Entries from a dataset of interfaces

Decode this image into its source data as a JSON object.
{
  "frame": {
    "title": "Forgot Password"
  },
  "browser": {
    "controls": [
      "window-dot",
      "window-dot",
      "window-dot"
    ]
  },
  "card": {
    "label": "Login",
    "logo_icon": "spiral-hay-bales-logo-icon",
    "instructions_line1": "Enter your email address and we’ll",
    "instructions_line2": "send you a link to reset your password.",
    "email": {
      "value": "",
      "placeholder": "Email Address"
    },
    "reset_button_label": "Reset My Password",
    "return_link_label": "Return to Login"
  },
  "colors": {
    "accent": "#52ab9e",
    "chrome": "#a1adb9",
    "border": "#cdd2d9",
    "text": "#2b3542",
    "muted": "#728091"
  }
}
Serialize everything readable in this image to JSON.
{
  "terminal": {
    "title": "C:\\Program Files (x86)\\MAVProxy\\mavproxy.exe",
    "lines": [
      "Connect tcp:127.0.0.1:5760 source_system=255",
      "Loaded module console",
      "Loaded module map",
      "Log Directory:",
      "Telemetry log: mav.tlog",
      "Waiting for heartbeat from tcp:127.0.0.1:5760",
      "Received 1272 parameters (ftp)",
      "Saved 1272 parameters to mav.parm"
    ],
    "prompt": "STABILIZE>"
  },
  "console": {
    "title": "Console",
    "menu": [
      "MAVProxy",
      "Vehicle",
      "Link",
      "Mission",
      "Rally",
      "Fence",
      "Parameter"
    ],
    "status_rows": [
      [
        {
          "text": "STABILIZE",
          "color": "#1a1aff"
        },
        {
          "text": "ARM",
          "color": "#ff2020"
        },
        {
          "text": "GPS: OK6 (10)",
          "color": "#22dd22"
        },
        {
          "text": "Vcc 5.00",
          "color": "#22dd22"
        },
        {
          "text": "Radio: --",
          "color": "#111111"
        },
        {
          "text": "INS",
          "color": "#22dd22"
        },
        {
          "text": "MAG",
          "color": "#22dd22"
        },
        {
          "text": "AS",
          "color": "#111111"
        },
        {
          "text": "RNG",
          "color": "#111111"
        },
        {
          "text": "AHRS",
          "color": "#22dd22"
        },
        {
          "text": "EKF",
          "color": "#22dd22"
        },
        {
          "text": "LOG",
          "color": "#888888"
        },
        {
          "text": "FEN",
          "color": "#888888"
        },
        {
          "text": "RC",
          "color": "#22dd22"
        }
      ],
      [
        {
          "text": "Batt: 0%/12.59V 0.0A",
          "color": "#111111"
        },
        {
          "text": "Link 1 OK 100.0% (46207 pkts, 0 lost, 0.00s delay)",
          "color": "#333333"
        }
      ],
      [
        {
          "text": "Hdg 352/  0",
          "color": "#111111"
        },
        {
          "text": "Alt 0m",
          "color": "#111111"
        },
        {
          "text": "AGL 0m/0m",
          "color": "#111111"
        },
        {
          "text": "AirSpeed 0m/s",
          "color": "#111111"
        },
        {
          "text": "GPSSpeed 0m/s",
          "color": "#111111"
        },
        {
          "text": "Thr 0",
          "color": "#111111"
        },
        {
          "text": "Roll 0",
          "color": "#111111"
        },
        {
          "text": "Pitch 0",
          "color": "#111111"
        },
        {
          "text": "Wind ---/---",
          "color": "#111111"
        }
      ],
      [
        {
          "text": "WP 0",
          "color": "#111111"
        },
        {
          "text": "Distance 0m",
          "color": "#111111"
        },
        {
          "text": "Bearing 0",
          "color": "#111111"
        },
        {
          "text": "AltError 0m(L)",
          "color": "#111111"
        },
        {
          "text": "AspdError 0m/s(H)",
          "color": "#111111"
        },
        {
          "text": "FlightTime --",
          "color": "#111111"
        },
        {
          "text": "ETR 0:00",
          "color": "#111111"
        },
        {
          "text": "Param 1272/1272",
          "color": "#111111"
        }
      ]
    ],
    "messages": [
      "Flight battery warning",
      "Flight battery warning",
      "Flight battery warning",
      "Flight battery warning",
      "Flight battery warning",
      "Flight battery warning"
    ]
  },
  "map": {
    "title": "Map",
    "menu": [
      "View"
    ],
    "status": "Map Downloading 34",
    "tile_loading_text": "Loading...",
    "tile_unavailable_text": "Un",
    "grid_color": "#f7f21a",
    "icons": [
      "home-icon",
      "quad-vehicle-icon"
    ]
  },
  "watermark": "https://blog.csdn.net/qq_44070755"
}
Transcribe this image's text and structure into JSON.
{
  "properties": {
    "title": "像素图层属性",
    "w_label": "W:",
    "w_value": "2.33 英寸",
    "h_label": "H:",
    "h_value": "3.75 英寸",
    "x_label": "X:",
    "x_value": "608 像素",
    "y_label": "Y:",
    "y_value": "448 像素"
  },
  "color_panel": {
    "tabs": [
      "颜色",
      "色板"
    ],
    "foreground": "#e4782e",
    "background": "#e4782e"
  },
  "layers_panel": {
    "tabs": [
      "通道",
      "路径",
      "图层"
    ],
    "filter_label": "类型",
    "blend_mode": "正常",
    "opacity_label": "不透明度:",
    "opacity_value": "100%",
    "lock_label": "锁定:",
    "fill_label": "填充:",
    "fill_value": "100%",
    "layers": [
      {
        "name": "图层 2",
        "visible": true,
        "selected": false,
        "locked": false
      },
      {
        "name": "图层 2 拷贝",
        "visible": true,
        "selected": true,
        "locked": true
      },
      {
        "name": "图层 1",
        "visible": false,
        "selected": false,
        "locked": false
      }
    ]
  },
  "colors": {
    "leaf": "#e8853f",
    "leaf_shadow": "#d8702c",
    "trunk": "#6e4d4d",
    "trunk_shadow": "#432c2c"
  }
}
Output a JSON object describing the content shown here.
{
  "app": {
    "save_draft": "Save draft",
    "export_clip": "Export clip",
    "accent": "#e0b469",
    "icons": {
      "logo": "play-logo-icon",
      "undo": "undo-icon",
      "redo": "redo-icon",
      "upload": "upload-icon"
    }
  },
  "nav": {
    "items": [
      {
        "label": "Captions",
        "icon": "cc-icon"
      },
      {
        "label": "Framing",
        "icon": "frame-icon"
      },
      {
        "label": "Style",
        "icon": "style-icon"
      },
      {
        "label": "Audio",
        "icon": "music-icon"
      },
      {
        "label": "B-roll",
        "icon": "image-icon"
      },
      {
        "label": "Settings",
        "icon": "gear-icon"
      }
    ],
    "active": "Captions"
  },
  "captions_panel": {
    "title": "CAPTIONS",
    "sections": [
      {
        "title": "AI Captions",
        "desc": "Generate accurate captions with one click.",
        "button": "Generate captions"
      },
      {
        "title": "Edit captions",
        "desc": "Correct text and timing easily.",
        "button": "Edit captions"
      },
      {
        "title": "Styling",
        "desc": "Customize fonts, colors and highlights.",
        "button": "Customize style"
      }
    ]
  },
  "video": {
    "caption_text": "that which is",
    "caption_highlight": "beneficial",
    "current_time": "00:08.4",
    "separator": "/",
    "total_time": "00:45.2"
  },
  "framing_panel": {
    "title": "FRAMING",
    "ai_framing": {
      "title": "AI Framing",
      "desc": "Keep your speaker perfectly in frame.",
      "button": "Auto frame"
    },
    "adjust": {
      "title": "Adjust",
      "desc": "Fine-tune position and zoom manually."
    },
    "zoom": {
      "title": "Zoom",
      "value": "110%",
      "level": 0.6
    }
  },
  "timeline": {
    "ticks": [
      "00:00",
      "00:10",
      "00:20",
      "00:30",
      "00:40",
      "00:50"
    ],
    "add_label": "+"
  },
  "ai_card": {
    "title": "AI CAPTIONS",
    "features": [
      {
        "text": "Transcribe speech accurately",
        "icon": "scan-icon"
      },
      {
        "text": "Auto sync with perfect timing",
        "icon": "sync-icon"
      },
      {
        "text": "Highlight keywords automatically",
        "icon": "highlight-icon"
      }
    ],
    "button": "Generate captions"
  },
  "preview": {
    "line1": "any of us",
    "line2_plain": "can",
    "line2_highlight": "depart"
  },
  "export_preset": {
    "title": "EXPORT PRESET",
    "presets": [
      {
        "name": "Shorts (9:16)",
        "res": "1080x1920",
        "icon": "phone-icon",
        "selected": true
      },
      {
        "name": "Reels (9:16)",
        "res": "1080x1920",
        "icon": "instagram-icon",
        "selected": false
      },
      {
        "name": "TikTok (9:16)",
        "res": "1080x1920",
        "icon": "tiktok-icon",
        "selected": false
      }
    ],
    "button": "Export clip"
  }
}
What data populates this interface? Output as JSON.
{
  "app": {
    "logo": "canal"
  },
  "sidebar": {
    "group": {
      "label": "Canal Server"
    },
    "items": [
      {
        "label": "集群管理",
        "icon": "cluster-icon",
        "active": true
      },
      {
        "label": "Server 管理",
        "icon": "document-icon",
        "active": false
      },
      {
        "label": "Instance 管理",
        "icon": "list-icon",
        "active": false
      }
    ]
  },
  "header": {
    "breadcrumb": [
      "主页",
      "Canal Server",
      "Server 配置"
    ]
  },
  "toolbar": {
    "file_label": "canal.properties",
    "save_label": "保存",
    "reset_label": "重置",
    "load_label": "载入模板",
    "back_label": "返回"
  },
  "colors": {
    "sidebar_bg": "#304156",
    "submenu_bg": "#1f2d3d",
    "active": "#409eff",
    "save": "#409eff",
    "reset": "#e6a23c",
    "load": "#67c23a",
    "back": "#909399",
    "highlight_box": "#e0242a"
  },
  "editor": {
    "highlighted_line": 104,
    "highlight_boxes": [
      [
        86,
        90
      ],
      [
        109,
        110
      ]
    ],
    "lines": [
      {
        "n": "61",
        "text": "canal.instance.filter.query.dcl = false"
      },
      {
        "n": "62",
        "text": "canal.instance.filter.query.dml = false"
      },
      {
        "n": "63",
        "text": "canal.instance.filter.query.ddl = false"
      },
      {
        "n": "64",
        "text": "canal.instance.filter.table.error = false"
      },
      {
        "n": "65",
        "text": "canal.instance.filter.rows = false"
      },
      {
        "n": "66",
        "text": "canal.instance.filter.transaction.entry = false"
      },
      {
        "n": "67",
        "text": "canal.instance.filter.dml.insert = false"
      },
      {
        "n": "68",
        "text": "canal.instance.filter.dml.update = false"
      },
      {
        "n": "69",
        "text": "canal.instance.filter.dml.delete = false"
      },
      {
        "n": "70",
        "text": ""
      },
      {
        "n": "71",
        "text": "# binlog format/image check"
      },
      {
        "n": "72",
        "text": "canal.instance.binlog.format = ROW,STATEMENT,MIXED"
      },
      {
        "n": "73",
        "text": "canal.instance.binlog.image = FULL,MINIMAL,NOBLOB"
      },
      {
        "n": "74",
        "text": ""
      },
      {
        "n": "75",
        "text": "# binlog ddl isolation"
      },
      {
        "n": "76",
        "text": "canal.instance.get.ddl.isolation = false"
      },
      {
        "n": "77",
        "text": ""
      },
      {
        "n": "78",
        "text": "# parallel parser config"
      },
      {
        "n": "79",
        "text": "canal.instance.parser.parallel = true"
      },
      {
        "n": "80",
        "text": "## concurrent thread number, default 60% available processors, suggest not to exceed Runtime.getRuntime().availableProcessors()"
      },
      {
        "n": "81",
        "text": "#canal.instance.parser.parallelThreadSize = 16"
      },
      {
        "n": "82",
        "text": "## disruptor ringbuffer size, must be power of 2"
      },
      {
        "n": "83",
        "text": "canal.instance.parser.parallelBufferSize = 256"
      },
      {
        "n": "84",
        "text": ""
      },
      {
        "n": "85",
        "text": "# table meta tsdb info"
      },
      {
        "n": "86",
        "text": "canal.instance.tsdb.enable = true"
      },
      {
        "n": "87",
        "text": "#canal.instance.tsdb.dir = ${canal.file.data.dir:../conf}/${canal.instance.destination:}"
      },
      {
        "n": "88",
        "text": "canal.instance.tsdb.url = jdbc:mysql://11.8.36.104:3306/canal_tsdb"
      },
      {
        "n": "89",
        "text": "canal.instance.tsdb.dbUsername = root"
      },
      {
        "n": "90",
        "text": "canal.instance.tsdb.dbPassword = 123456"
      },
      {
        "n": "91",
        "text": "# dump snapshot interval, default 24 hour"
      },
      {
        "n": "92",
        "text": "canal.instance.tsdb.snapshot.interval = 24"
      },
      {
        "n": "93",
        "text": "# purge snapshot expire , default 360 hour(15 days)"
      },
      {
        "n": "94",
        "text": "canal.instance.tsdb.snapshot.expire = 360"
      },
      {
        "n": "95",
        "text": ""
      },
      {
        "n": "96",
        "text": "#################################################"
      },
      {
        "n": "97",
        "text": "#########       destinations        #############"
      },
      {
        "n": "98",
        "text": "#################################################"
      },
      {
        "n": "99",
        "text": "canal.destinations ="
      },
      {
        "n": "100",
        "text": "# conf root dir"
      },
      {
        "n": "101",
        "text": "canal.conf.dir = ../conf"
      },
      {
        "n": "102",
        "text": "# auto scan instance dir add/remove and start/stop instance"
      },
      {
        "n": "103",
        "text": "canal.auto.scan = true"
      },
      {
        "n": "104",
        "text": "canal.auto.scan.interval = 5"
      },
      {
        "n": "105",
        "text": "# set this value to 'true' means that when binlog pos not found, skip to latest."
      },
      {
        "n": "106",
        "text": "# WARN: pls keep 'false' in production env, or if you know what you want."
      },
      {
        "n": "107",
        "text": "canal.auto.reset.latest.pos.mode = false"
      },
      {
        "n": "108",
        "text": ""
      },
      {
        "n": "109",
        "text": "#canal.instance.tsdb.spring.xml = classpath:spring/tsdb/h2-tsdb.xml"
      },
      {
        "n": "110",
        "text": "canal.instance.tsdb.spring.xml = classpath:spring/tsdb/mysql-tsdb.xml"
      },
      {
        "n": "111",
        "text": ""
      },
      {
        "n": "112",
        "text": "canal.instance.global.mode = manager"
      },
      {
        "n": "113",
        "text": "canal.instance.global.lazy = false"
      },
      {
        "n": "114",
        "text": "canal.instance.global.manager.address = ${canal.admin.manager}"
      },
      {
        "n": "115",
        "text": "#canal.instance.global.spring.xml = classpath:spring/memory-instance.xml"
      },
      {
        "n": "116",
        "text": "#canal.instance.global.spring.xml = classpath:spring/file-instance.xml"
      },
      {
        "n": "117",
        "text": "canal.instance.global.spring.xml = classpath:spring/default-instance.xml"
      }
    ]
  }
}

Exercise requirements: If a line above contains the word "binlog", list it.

Output:
        "text": "# binlog format/image check"
        "text": "canal.instance.binlog.format = ROW,STATEMENT,MIXED"
        "text": "canal.instance.binlog.image = FULL,MINIMAL,NOBLOB"
        "text": "# binlog ddl isolation"
        "text": "# set this value to 'true' means that when binlog pos not found, skip to latest."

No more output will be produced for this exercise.